- **Instructions for the task**
In the records below, find the lines that include "skolen" and copy each.

====== Material provided ======

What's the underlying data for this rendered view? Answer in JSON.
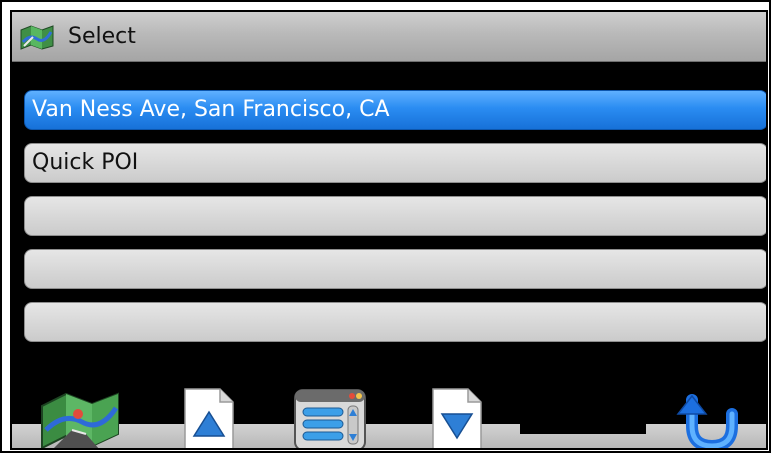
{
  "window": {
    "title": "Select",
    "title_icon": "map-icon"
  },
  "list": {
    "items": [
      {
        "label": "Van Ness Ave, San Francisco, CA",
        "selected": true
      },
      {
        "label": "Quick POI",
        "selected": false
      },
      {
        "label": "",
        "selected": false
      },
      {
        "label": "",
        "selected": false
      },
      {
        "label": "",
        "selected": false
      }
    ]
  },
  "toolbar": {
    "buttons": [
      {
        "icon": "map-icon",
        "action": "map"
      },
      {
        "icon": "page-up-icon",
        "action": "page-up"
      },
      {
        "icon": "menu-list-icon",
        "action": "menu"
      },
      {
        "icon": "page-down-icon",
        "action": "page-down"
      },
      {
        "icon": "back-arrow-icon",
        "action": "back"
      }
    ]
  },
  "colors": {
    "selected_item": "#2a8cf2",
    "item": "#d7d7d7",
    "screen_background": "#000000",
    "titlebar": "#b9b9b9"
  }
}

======
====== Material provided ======

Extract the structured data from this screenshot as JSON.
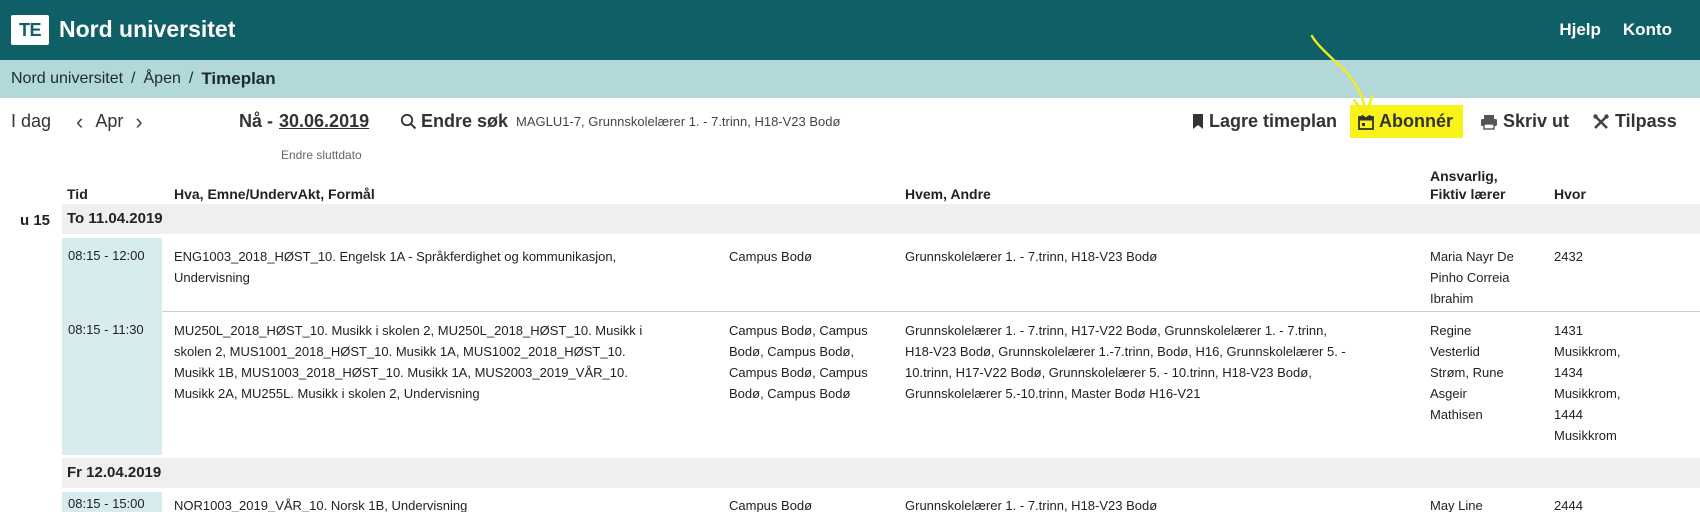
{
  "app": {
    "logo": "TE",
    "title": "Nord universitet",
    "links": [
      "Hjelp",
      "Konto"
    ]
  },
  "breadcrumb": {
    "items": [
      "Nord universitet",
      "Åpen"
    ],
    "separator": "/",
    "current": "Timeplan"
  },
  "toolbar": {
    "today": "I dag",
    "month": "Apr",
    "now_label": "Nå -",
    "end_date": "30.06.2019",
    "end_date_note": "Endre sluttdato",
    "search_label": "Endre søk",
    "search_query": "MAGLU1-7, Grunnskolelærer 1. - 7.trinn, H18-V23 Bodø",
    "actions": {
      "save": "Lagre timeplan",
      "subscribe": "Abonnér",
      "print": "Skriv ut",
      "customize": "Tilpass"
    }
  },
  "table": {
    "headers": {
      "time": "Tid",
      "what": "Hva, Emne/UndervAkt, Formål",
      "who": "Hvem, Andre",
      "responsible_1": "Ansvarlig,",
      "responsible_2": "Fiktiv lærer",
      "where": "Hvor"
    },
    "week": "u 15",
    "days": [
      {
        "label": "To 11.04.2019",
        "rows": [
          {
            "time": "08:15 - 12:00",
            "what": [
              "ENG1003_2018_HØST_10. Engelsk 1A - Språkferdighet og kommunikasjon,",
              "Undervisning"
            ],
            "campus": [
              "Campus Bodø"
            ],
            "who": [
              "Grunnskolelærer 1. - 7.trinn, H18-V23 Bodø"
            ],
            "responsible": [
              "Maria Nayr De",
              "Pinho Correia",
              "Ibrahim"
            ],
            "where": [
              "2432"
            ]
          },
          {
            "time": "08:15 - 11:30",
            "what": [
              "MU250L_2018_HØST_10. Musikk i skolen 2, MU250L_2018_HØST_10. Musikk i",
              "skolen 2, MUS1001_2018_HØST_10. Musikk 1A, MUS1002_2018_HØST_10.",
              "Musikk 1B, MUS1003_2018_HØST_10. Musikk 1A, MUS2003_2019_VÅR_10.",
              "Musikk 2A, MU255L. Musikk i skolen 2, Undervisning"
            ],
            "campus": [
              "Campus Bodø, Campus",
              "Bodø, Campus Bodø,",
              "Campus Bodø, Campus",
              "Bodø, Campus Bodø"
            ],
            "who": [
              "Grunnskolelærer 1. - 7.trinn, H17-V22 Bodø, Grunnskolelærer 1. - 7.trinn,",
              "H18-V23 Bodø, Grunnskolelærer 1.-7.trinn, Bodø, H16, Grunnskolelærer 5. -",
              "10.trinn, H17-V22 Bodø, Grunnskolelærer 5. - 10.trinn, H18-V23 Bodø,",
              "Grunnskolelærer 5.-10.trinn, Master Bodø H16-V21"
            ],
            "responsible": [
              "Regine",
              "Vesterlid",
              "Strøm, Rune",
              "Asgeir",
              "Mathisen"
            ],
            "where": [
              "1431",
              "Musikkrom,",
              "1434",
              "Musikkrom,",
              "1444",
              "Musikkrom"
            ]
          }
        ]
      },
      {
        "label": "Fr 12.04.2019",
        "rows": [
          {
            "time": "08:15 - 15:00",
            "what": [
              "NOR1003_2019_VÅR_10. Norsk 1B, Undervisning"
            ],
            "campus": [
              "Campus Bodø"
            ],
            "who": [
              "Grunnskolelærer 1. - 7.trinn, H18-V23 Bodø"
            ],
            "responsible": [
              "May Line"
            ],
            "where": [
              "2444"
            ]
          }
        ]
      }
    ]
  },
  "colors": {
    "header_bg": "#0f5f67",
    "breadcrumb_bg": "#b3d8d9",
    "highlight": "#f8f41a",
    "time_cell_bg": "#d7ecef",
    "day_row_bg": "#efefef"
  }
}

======
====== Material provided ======

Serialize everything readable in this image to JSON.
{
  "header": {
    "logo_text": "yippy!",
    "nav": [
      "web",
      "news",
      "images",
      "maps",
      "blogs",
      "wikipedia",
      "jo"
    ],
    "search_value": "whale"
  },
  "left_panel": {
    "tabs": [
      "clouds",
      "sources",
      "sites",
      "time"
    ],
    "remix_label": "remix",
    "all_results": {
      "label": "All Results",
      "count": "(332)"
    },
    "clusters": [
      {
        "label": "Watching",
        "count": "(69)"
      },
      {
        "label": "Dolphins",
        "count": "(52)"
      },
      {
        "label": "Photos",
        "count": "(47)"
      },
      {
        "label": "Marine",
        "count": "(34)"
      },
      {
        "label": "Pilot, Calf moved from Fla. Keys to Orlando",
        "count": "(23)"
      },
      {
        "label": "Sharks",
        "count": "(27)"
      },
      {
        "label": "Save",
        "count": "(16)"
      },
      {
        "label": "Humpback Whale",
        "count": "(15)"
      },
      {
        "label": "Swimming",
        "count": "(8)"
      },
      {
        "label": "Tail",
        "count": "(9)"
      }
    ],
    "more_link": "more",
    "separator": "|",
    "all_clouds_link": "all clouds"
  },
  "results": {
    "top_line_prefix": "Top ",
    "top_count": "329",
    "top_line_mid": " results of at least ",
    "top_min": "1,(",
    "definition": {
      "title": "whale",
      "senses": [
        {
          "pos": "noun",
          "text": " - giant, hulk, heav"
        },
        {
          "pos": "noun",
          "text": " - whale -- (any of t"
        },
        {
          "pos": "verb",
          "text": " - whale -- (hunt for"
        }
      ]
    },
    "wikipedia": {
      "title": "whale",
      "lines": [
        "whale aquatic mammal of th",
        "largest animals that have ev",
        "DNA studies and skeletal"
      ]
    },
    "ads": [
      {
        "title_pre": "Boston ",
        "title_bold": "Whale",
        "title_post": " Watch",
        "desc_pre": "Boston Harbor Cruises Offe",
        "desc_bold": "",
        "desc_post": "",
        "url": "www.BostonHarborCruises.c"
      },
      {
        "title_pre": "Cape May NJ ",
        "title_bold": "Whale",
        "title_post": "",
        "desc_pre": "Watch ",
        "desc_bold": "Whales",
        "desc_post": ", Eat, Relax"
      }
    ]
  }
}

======

- **Exercise response**
              "MU250L_2018_HØST_10. Musikk i skolen 2, MU250L_2018_HØST_10. Musikk i",
              "skolen 2, MUS1001_2018_HØST_10. Musikk 1A, MUS1002_2018_HØST_10.",
              "Musikk 2A, MU255L. Musikk i skolen 2, Undervisning"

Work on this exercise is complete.